Merry Christmas! We began the day with 7am Mass. What an awesome experience. We obviously couldn’t understand a thing the priest or anyone was saying but, as always, could follow the rhythm of the Mass. The Christmas music was simply stunning. The church was tucked away down an alley with no signs or anyway directional guidance. It’s almost as though it were a secret club.
Once there, we mistakenly sat in the old people’s pew which we only discovered when the Eucharist was delivered to us personally (oops.)
Oh yeah, and they call God… Allah. Alrighty then. That took a little getting used to. Yes, we were in the right church as evidenced by the Blessed Mother to the right side in the front.
At the end of the Mass, they had a special Christmas presentation whereby a little girl did a traditional Java dance (SOOOOO COOL) and the priest joined her. The congregation laughed. He laughed. It was just awesome. They must love that guy.
Another musical segment was a dance routine to Jingle Bells and included a handful of nuns.
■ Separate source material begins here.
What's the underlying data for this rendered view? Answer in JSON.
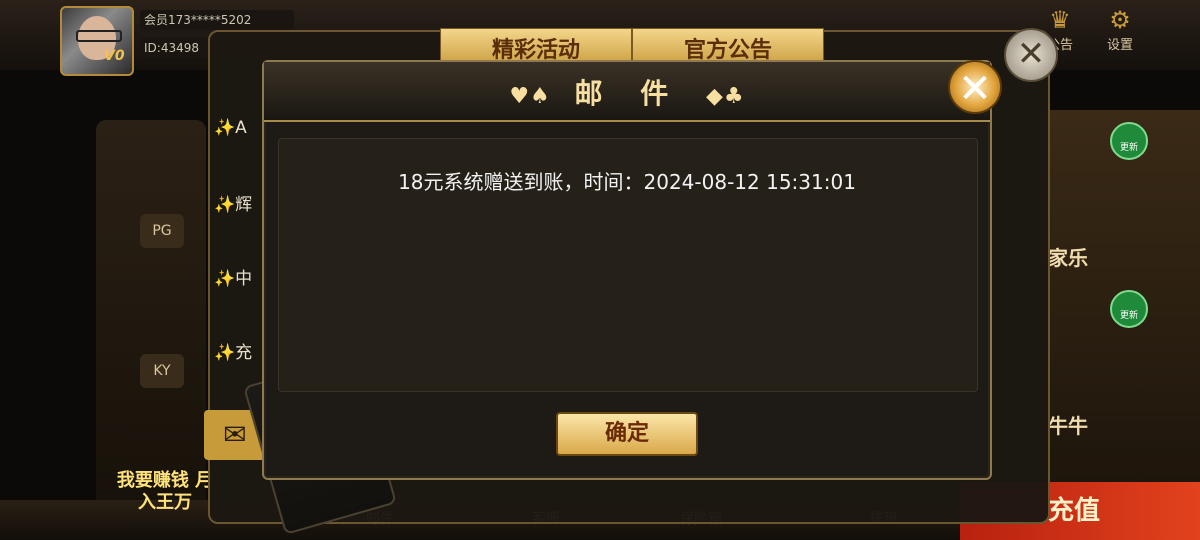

They were adorable and all came over to us after Mass to stand in line and shake our hand wishing us Merry Christmas. They were simply adorable, and so young, and so many. It makes me long for the day that we had a plethora of nuns. One stopped and practiced her English too. She must be a good student because her English was great.
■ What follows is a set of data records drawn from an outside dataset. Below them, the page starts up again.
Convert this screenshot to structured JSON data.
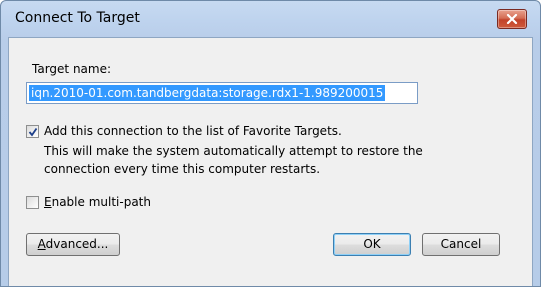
{
  "window": {
    "title": "Connect To Target"
  },
  "target": {
    "label": "Target name:",
    "value": "iqn.2010-01.com.tandbergdata:storage.rdx1-1.989200015"
  },
  "favorite": {
    "checked": true,
    "label": "Add this connection to the list of Favorite Targets.",
    "description_line1": "This will make the system automatically attempt to restore the",
    "description_line2": "connection every time this computer restarts."
  },
  "multipath": {
    "checked": false,
    "label_accel": "E",
    "label_rest": "nable multi-path"
  },
  "buttons": {
    "advanced_accel": "A",
    "advanced_rest": "dvanced...",
    "ok": "OK",
    "cancel": "Cancel"
  }
}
After Mass we headed back to the hotel for breakfast and as you’ll note, I’ve done quite a bit of catch up in uploading images and movies from the past couple days. (whew!) Man are we going to sleep when we get home… with a smile on our faces of course.
If I were the sultan I would start by improving the water treatment plants, move on to the cleaning up the streets, and create city planning guidance… those thoughts continue to circle my mind as we trek through this overcrowded city. Traffic is a constant pulse at all hours laying a hot and humid exhaust across the city. Sprawl is as far as the eye can see. Most are very poor.
Our guide, Toto’s most memorable quote: Jogja (what the locals call Yogyakarta) is NOT a muslim country. It’s a country whose religion happens to be mostly muslim.
Today we walked about a mile in the torturous sun to the street markets. There are miles and miles of little markets. You’d easily get the impression that everyone in Yogja is an entrepreneur/business owners. They point in every direction and the wares are extremely inexpensive.
There are no formal crossing paths so pedestrians must take their lives into their own hands when crossing the street. The heat was sweltering but once in sight of the market entrance, we were able to duck under the side cover and move through the vendors as part of a herd of people moving in the same direction (remember to stay on the left as this is a left-hand country!) We only veered to the right side a couple times out of muscle memory and were quickly guided back to the left.
We were quite the celebrities. Several people stopped to ask if they could take pictures with us and practice their English. To say we stand out in a crowd is an understatement. We’re at least twice as tall as anyone, “transparent” in skin color to quote our guide in Israel, and the only blonde/ginger within a thousand miles.
OK – time for Christmas dinner! Merry Christmas to all. We love you and miss you and are so excited to come back with some great stories. XO